In view of the Commission assessment, Sweden is invited to (i) implement the measures in response to the EERP as planned; (ii) reverse the adverse budgetary impact of the fiscal stimulus measures once the economy recovers.


The United Kingdom's convergence program update, submitted on 18 December, confirms a rapid deterioration in the UK’s budgetary position that has considerably strained the sustainability of its public finances. The probably significantly weaker-than-envisaged outlook in the near term also entails the risk of higher government deficits throughout the program period.

Following the rapid worsening in the macroeconomic situation, the government deficit is estimated in the program at 5½% of GDP in 2008/09 and is forecast to peak at 8.2% in 2009/10. The budgetary projections include the cost of the fiscal stimulus package announced in November 2008.

As recommended in the EU Recovery Plan, the stimulus package is temporary and timely, with measures targeted towards supporting domestic demand in 2009. However, taking into account the probability of a worse-than-expected deterioration in the budgetary position in the near term and the heightened risks to fiscal sustainability, there is need for a more ambitious consolidation effort in the medium term.

After the expansionary fiscal measures in 2009/10, the UK authorities plan some consolidation from 2010/11 onwards, but there are risks to the achievement of this consolidation and the deficit in 2013/14 would still be above 3% of GDP. Improvements would depend on a significant economic recovery as well as the achievement of spending targets.
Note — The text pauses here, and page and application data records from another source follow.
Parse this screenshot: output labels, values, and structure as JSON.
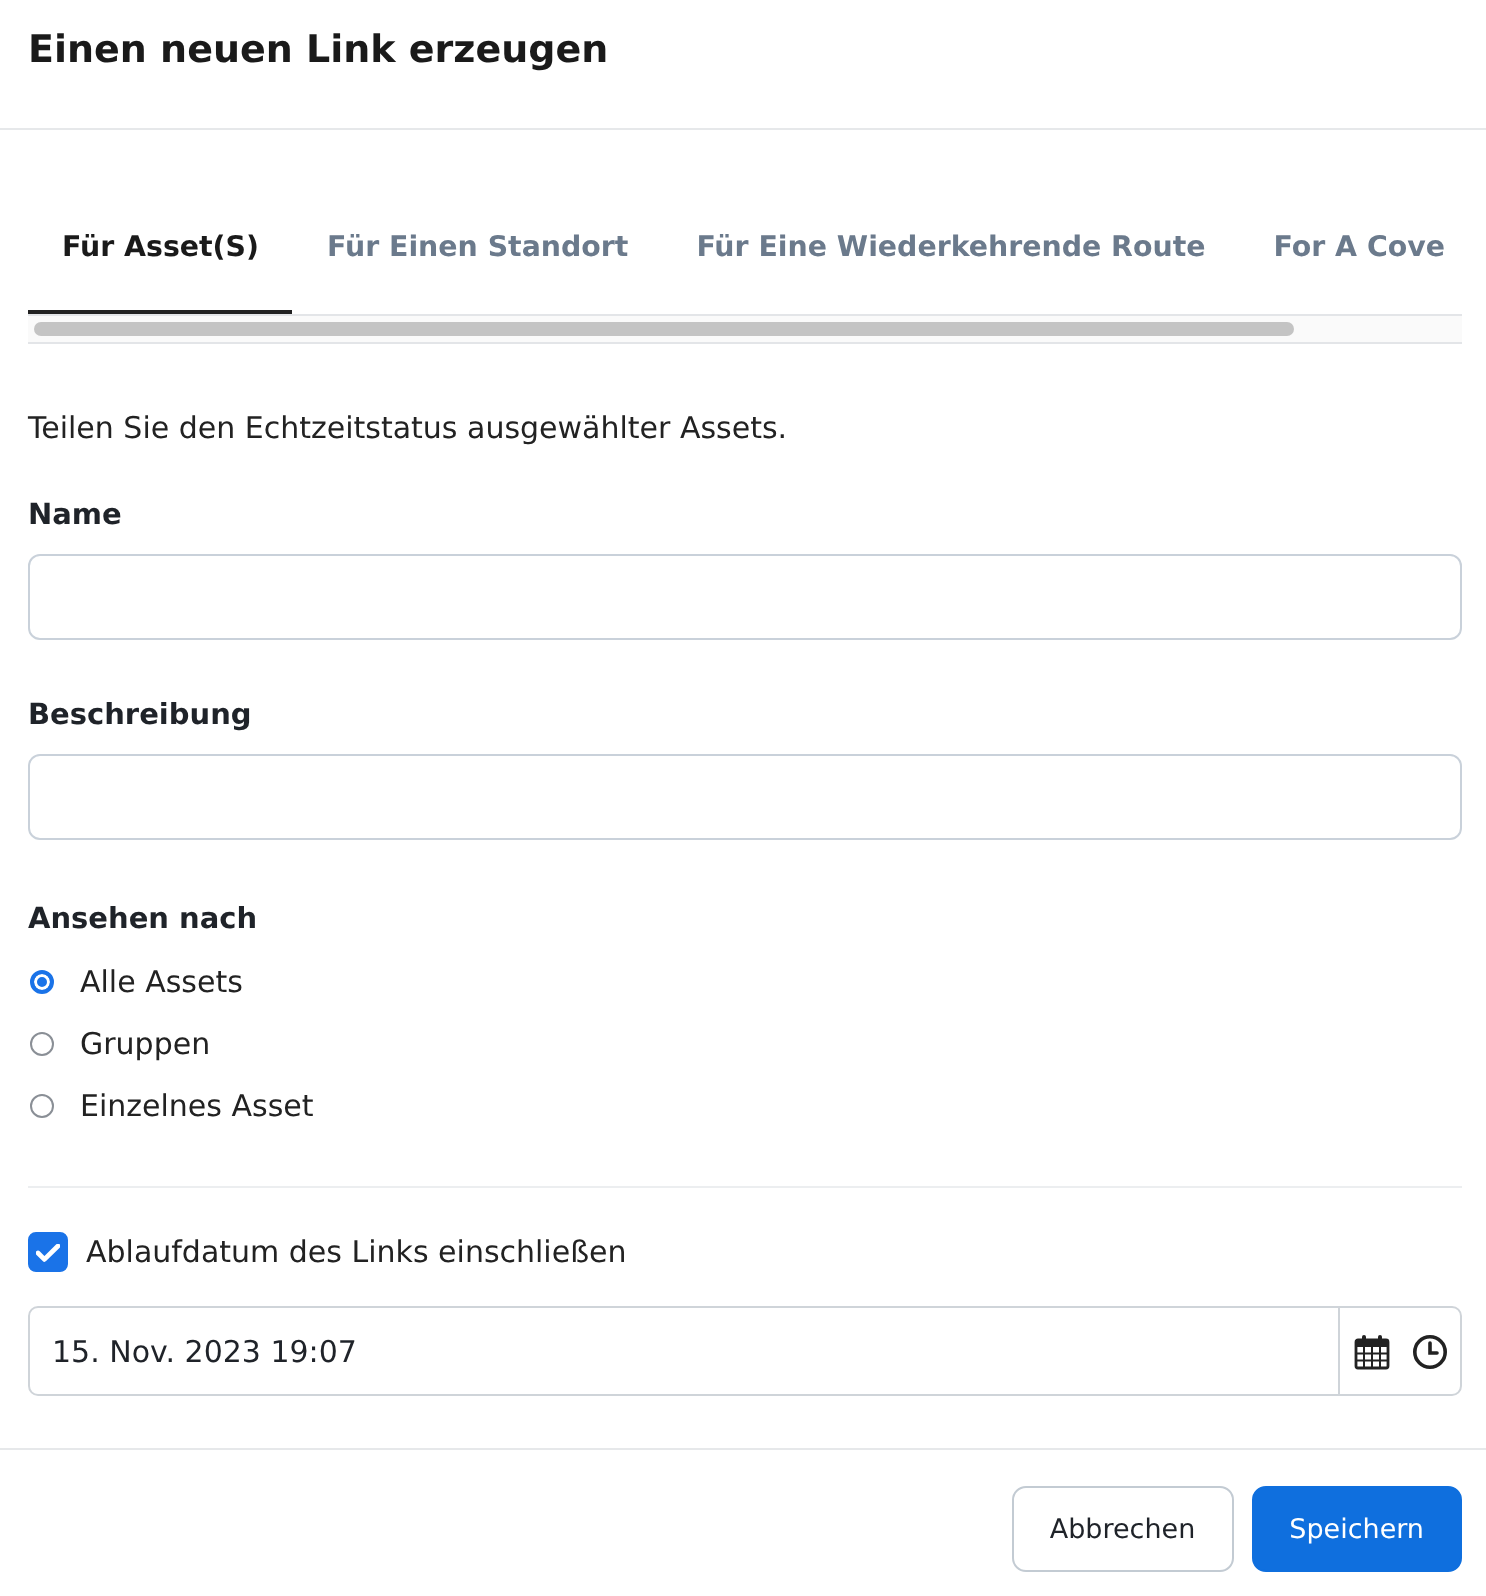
{
  "dialog": {
    "title": "Einen neuen Link erzeugen"
  },
  "tabs": [
    {
      "label": "Für Asset(S)",
      "selected": true
    },
    {
      "label": "Für Einen Standort",
      "selected": false
    },
    {
      "label": "Für Eine Wiederkehrende Route",
      "selected": false
    },
    {
      "label": "For A Cove",
      "selected": false
    }
  ],
  "description": "Teilen Sie den Echtzeitstatus ausgewählter Assets.",
  "fields": [
    {
      "label": "Name"
    },
    {
      "label": "Beschreibung"
    }
  ],
  "view_by": {
    "label": "Ansehen nach",
    "options": [
      {
        "label": "Alle Assets",
        "selected": true
      },
      {
        "label": "Gruppen",
        "selected": false
      },
      {
        "label": "Einzelnes Asset",
        "selected": false
      }
    ]
  },
  "expiry": {
    "label": "Ablaufdatum des Links einschließen",
    "checked": true,
    "value": "15. Nov. 2023 19:07"
  },
  "buttons": [
    {
      "label": "Abbrechen",
      "kind": "secondary"
    },
    {
      "label": "Speichern",
      "kind": "primary"
    }
  ]
}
The debt ratio, which was close to 40% of GDP in 2007/08, is now expected to rise to almost 70% of GDP by the end of the program period.

In view of the Commission assessment, the United Kingdom is invited to (i) proceed in financial year 2009/10 with the stimulus measures consistent with the European Recovery Plan while avoiding any further deterioration of public finances; (ii) strengthen the pace of budgetary consolidation from 2010/11 onwards to ensure a rapid correction of the excessive deficit; (iii) define a fiscal framework consistent with an improvement of the long-term sustainability of its public finances. (press release)